▸ Work item:
Reproduce every line in the material below that holds "Casual".

•••••

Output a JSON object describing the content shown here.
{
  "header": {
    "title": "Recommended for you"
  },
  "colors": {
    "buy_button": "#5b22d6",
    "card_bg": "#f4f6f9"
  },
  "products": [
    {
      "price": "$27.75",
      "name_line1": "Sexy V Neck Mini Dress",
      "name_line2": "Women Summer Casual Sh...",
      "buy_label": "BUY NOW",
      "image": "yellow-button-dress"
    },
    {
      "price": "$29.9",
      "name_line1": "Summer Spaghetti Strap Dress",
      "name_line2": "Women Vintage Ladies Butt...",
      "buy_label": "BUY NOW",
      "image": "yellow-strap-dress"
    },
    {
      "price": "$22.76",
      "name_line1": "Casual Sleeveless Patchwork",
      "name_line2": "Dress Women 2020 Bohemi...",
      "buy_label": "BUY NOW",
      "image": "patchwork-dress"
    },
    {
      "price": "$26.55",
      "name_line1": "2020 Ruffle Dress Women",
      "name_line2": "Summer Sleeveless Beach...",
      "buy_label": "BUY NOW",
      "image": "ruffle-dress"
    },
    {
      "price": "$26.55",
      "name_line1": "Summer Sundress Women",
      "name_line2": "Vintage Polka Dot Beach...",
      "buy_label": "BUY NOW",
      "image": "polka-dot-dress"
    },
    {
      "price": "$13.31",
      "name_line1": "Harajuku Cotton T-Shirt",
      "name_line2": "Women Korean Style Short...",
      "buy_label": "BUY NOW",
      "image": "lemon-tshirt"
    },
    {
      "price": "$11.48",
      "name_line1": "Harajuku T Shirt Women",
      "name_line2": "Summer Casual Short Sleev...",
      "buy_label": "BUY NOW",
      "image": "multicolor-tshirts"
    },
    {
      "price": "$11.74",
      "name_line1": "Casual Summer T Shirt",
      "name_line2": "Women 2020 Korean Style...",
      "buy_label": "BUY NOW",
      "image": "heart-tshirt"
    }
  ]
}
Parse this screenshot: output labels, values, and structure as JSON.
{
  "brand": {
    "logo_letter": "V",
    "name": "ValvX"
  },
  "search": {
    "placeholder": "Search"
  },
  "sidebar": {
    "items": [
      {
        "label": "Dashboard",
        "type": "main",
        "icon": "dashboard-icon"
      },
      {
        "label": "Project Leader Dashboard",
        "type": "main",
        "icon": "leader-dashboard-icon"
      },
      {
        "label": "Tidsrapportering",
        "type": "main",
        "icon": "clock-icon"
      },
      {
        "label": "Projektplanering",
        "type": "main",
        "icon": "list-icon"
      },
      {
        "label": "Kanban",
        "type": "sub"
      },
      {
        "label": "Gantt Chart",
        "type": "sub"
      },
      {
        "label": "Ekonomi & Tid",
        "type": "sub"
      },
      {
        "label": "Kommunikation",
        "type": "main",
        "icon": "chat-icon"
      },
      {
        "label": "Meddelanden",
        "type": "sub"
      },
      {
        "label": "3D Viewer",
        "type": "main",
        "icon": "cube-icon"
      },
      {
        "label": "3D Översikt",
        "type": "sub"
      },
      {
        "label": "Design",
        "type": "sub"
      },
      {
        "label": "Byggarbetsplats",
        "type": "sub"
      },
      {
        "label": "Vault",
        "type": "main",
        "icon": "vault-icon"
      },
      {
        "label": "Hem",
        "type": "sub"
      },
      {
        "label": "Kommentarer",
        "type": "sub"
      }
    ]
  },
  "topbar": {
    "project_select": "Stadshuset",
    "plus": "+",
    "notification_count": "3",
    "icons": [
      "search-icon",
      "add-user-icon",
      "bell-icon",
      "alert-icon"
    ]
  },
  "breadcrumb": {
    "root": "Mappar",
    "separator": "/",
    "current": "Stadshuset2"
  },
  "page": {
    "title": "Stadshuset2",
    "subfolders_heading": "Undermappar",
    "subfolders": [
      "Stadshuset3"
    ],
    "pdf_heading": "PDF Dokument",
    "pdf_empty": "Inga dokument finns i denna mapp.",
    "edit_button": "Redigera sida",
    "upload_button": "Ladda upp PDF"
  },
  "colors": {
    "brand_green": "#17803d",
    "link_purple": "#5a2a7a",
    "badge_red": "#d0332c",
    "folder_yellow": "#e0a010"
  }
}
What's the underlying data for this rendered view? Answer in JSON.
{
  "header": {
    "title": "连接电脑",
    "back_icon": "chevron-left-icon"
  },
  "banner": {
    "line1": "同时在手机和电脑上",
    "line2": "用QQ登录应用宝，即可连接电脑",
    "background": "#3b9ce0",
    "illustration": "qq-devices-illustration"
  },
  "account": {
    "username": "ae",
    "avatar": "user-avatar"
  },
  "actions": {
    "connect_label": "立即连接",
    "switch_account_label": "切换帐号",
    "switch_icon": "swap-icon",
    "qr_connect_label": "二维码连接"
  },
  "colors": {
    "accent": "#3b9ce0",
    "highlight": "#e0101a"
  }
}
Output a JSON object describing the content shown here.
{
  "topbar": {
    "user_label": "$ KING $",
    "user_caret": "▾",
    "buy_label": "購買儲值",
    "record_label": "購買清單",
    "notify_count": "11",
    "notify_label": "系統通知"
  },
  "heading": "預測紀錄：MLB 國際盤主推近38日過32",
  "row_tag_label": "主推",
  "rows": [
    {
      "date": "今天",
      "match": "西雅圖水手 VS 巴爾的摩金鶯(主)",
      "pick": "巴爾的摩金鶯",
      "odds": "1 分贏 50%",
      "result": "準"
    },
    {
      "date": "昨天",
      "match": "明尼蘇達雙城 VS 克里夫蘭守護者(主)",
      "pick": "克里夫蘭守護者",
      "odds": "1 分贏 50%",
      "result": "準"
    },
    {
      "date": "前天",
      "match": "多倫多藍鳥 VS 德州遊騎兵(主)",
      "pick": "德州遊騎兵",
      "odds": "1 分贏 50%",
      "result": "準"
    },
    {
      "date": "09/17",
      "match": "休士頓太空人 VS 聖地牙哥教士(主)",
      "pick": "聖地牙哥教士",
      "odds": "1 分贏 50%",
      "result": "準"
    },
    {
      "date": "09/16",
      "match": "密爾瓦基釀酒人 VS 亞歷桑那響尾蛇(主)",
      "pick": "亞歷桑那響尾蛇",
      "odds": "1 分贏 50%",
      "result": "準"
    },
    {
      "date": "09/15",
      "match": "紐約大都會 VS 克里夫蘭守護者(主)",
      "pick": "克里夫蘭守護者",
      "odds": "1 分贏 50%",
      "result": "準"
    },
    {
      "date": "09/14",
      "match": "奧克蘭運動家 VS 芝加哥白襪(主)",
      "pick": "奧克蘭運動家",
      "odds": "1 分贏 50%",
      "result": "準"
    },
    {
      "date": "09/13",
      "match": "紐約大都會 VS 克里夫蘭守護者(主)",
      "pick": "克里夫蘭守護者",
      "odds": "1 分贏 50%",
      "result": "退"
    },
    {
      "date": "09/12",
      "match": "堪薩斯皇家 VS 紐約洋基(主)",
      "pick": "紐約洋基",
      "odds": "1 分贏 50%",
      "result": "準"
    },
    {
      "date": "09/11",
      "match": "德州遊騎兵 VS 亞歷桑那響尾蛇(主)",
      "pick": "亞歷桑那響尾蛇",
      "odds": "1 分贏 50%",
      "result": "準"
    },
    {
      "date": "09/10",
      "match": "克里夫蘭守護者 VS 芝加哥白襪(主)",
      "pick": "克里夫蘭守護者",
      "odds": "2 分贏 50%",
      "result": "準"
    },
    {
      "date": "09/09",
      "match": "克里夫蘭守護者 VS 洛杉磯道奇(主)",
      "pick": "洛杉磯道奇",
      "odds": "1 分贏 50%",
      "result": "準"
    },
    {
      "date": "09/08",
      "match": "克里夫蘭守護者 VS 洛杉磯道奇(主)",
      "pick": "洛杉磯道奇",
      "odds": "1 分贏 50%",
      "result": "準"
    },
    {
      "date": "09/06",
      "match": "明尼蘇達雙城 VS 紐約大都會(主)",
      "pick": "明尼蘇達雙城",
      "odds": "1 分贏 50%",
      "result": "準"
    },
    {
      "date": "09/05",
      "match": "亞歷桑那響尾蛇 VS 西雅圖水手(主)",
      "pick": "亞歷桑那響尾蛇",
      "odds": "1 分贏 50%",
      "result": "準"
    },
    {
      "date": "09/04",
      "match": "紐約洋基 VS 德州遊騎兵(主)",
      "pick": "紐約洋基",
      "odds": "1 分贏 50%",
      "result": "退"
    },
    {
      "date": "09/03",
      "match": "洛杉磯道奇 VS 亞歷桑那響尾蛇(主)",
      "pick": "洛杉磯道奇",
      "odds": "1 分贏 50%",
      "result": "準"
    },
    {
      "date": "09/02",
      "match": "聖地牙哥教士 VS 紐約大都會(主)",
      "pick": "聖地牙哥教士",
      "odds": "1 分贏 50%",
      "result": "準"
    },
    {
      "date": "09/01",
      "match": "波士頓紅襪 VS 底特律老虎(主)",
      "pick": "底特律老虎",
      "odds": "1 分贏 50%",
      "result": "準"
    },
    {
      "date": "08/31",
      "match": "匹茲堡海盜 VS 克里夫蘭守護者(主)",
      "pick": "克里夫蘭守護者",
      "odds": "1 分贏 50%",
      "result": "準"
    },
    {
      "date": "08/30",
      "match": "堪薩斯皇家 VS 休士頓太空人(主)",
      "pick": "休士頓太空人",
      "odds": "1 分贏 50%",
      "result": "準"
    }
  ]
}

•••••

▸ Finished task:
      "name_line2": "Women Summer Casual Sh...",
      "name_line1": "Casual Sleeveless Patchwork",
      "name_line2": "Summer Casual Short Sleev...",
      "name_line1": "Casual Summer T Shirt",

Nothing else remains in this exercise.